It’s (not) news to me

<p>I signed up for CNN&#8217;s &#8220;breaking news&#8221; mailing list sometime in October of 2001.  At the time, the NSC was issuing &#8220;heightened security alerts&#8221; for various and sundry &#8220;non-specific threats&#8221;, and I thought it might be nice to be on the bleeding edge of these warnings.  Over time, the usefulness of the NSC alerts wore thin (though I should have given them no thought in the first place), but the events that CNN deemed worthy of a Breaking News Bulletin Email proved to be rather interesting indeed. </p>

<p>Well, tonight&#8217;s email haul included another Breaking News Email, and I double clicked with nervous anxiety.  Inside, it announced:</p>

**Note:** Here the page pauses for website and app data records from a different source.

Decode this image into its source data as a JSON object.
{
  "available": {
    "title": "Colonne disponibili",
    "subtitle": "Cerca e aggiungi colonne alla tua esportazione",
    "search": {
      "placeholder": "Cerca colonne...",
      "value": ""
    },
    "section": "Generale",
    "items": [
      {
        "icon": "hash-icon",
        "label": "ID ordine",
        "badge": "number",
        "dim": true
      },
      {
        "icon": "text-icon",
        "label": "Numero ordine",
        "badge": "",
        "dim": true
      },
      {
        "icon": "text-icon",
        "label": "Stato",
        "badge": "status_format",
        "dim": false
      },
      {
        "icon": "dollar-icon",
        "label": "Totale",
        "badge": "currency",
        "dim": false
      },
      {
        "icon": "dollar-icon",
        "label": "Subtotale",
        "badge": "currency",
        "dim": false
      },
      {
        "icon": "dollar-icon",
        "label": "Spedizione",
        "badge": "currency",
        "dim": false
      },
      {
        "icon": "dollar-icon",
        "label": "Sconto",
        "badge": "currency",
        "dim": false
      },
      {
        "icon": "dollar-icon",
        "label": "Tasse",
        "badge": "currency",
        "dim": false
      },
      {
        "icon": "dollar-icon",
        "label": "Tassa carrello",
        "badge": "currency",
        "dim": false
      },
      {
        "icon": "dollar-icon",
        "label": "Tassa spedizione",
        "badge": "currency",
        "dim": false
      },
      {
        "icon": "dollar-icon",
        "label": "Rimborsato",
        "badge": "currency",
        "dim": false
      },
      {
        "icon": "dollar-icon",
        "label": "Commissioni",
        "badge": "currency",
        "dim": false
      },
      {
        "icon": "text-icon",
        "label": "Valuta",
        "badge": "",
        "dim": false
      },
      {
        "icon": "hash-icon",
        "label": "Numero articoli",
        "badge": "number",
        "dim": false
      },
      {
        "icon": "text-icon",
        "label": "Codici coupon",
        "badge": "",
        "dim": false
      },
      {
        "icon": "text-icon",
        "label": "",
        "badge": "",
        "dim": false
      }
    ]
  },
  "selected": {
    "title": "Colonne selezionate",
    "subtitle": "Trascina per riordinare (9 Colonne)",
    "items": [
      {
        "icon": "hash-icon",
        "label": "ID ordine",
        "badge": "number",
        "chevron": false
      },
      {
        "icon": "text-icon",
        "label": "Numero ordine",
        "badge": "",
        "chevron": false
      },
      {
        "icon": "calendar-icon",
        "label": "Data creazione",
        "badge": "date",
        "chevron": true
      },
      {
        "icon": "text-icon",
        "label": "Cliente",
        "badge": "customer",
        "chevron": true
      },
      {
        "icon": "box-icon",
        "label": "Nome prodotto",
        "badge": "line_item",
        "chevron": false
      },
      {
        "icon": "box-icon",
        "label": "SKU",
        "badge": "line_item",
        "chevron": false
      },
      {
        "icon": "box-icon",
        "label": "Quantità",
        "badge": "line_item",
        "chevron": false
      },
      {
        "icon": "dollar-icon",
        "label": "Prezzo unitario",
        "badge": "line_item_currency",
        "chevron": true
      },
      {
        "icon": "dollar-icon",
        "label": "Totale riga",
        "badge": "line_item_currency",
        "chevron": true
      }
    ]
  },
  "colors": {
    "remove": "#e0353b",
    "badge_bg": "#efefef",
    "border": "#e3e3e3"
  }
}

<p>&#8220;Tampa Bay beats Oakland 48-21 in Super Bowl XXXVII in San Diego.&#8221;</p>

<p>Now, by the time that email went out, if you did not know the final outcome, you most likely did not give a shit about this contest.  Am I wrong?  And is this really worthy of a news flash?  I&#8217;m thinking that the people who consider this event &#8220;news&#8221;, were watching the game, and therefore already knew the outcome (as I did, just to clear up any ambiguity).  Those who don&#8217;t care about professional American football could find about about the game the next day at work&#8212;or not&#8212;as they see fit.  These people certainly would not consider the outcome of this contest newsworthy, not in these times, not in this age of uncertainty.  </p>

<p>You see that Breaking News subject line, you&#8217;re expecting big trouble; you open it up to see a ballgame score, you&#8217;re gonna be a bit put off, fan or non-fan.</p>

<p>This got me to wondering:  who decides what is CNN Breaking News Email Flash worthy?  Is there a CNN Breaking News Email Flash Czar?  I would like to have a chat with this person or committee.  </p>

<p>Better yet, I should simply cancel my subscription for that crap.  BBC News is better anyway.</p>